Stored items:
* * * *

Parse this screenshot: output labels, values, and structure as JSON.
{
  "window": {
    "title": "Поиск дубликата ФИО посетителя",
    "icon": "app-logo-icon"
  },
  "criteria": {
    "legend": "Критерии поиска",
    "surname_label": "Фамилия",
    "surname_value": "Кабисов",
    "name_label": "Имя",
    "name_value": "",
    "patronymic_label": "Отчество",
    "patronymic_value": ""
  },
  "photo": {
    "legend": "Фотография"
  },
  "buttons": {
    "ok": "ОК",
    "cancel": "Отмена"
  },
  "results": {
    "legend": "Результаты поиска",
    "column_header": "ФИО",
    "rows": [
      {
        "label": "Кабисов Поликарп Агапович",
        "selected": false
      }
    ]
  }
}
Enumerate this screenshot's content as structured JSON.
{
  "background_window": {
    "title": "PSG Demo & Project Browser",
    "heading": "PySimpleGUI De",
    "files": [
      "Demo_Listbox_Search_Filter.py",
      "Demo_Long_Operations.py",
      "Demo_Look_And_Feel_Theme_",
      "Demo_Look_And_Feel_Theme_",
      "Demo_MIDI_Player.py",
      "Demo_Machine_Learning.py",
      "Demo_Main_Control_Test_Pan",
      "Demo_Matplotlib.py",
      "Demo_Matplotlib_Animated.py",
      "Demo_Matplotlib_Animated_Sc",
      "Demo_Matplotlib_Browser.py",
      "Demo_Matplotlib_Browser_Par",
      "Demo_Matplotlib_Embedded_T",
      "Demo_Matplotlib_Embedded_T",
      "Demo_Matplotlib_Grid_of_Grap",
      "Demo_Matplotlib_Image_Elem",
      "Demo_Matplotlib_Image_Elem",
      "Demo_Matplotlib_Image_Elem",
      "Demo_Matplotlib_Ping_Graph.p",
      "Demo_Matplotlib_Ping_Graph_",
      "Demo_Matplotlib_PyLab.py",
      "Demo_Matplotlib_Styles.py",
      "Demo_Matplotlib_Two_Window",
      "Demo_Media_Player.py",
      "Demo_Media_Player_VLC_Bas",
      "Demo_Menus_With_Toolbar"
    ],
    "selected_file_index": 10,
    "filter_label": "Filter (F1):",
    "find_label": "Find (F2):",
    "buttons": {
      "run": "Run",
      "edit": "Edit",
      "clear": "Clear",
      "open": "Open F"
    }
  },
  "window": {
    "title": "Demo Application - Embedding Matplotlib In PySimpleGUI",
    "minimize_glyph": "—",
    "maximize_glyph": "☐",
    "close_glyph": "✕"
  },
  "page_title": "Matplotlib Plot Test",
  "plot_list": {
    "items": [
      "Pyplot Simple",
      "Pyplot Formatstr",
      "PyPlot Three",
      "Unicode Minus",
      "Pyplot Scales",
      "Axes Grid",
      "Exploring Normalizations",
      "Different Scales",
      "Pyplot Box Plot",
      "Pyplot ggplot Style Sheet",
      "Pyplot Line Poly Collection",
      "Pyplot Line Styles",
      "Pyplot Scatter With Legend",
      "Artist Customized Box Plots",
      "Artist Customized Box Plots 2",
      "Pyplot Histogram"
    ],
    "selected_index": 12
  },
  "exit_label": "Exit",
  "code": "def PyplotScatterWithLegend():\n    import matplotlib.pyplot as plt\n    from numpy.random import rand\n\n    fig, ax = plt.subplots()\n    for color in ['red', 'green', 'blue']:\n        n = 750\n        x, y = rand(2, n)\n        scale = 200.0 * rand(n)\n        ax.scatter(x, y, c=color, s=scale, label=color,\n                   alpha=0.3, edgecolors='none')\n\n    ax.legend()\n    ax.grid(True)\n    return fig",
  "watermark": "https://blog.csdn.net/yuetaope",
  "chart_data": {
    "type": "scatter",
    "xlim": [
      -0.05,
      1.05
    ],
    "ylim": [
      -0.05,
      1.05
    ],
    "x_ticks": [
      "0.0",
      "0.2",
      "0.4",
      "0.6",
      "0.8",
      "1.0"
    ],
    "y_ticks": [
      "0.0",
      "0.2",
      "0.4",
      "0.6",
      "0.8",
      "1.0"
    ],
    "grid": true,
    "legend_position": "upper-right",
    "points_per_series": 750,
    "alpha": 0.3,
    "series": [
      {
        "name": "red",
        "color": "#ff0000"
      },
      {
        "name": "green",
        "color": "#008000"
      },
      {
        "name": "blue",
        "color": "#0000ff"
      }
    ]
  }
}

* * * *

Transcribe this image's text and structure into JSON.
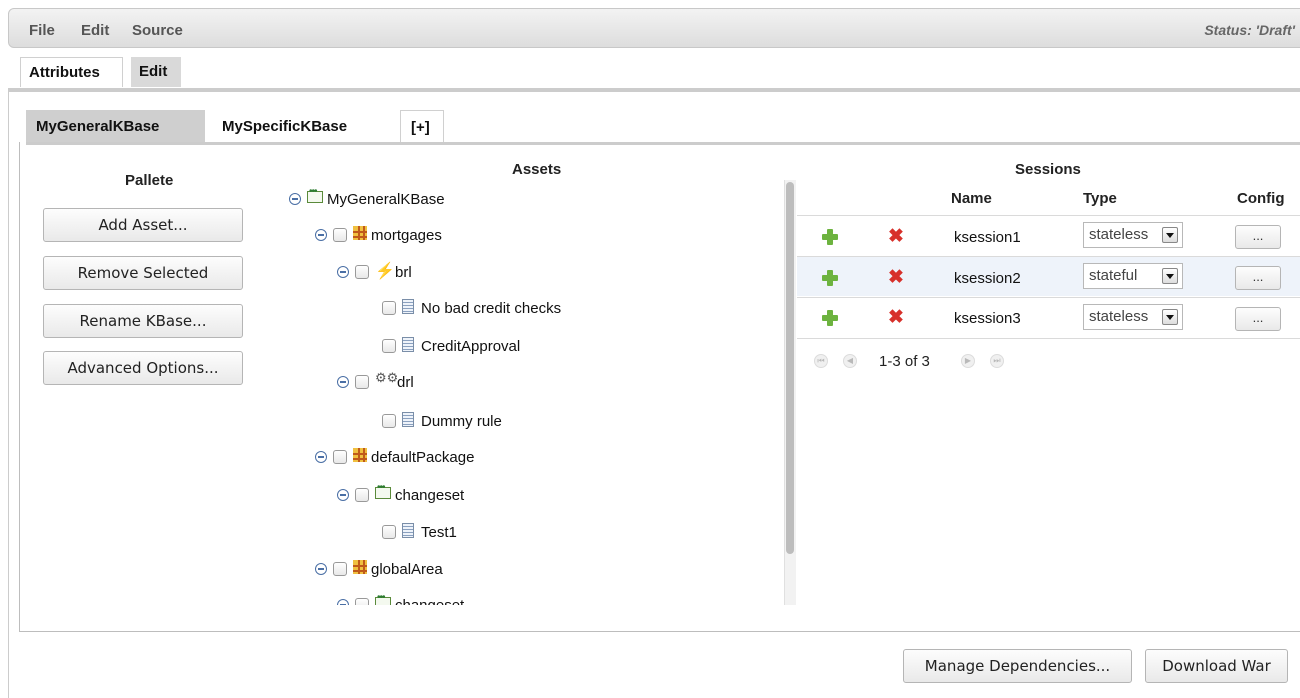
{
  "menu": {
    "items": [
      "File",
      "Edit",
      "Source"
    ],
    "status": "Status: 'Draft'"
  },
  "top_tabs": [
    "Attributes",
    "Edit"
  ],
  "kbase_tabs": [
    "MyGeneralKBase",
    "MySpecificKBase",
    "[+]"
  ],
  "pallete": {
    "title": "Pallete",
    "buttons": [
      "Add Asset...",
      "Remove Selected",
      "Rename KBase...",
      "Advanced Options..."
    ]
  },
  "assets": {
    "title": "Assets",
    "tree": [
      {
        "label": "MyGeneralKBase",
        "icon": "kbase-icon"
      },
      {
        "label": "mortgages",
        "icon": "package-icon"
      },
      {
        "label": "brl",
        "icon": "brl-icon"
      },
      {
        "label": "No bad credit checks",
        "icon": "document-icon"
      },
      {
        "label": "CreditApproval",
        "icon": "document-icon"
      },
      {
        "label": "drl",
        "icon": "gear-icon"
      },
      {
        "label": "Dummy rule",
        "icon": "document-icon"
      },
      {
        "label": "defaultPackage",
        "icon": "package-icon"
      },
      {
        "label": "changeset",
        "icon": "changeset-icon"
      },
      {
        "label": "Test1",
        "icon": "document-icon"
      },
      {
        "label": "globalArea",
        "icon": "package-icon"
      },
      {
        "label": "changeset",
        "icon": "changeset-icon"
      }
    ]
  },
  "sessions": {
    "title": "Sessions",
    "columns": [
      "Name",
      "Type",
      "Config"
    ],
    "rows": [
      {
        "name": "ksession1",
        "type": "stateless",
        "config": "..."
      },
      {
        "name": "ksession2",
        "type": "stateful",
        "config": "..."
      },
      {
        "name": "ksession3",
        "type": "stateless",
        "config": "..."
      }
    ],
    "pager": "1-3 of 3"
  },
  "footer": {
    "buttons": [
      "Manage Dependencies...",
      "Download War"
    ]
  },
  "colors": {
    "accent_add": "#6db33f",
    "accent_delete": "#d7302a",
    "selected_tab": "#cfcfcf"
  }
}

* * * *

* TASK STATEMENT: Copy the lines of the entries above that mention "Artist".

* ANSWER SPACE:
      "Artist Customized Box Plots",
      "Artist Customized Box Plots 2",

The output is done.